immediately after drying. If the silk is fumed with ammonium hydroxide before printing, the image will be much more brilliant. After printing the silk is washed to remove all soluble silver salts, and then placed in a chalk-gold toning bath and fixed in a four per cent. fixing bath, washed for one hour and stretched in a frame to dry. Then flatten the print by means of a hot sad iron under good pressure. -Photographische Chronik, No. 18, 1910.
600 c.c. I oz. Uranium nitrate, 10 per cent 30 c.c. 2 drs., 50 minims Potassium ferri
cyanide 10 per cent. Ioz. Potassium oxalate, 10 per cent 30 c.c. 1/2 drs. Hydrochloric acid, 10 p. c. 6 c.c. Negatives treated with the first solution yielded plates having much coarser grain then when treated with the second solution, the surface also was much rougher. On making a microscopic examination it was seen that a chemical substitution of the silver took place with the second solution. The first solution produced a physical deposit of uranium ferricyanide around the silver grains of the image. Further tests showed that the difference was largely due to the excess of potassium ferricyanide in the first solution. If the amount of potassium ferricyanide is reduced to 12 c.c. (2 drams, 50 minims) the physical deposit of uranium ferricyanide is also reduced. The addition of sulphocyanide salts accelerates the toning due to the precipitation of uranium ferricyanide. For strong intensification the author prefers the old formula without oxalates and containing equal parts of potassium ferricyanide and uranium nitrate, but for toning silver bromide prints the second formula is better,
- Atelier des Photographen, Vol 14, No. 5. -Photographische Mitteilungen, Vol 44, No. 10.
GLYCINE DEVELOPER FOR BROMIDE PAPER,
Glycine, although an excellent developer for plates, has never been suggested for developing bromide paper. A characteristic of Glycine is that it does not cause fog, yielding clear plates; develops slowly, permitting considerable control. The prints have a fine black color. It might also be used with advantage on gaslight papers. English Developer
Metric. 33 Ozs.
Water (boiling) I oz and 5 drs. Potas. carbonate 50.0 gms. I Oz., 5 drs.

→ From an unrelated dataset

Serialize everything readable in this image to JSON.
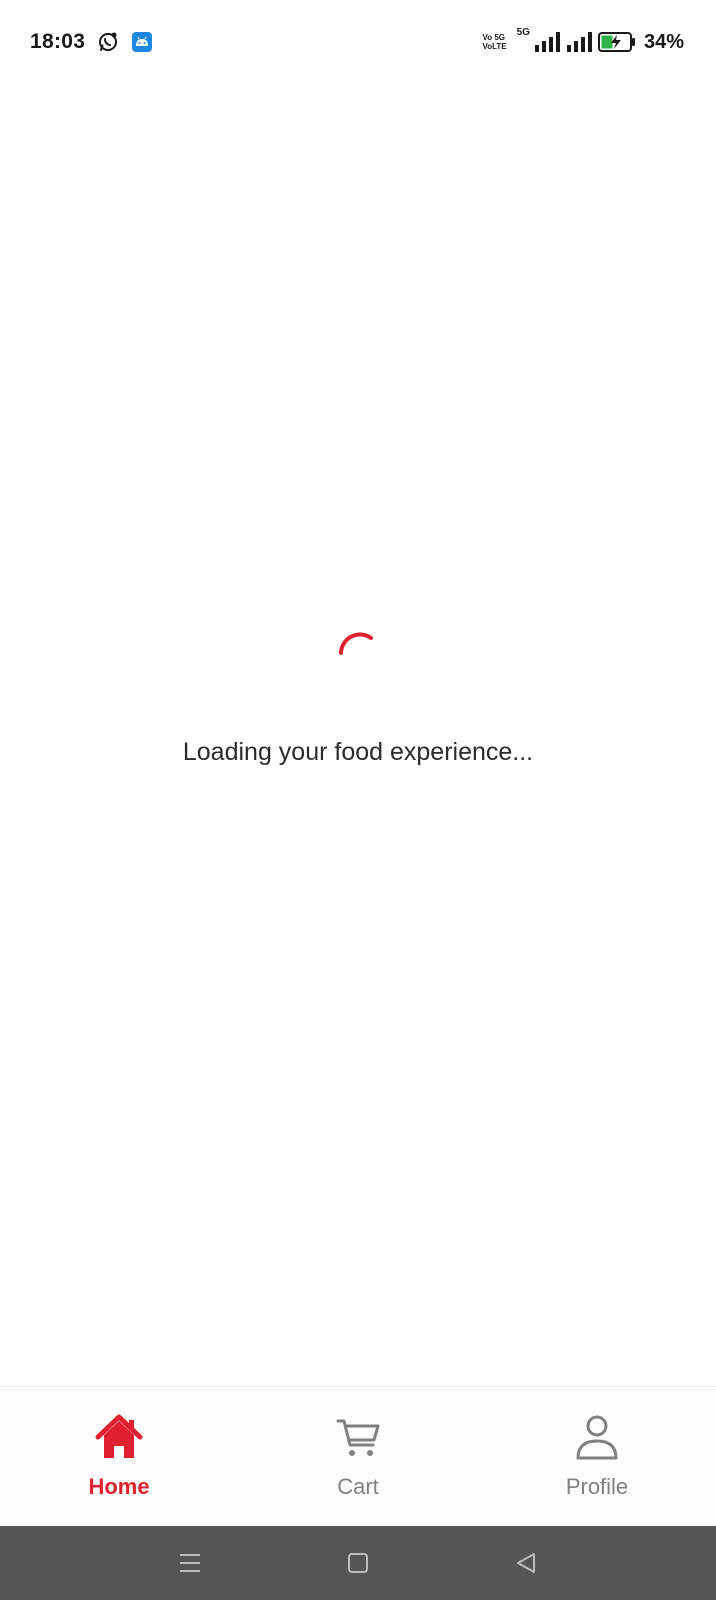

Sodium sulphite 50.0 gms, 212 drs Glycine
10.0 gms. For use dilute with one to two parts of water and add bromide solution if necessary.—Apollo, Vol. 14, No. 319.
A. F. France. FROM BERNE TO INTERLAKEN, SWITZERLAND.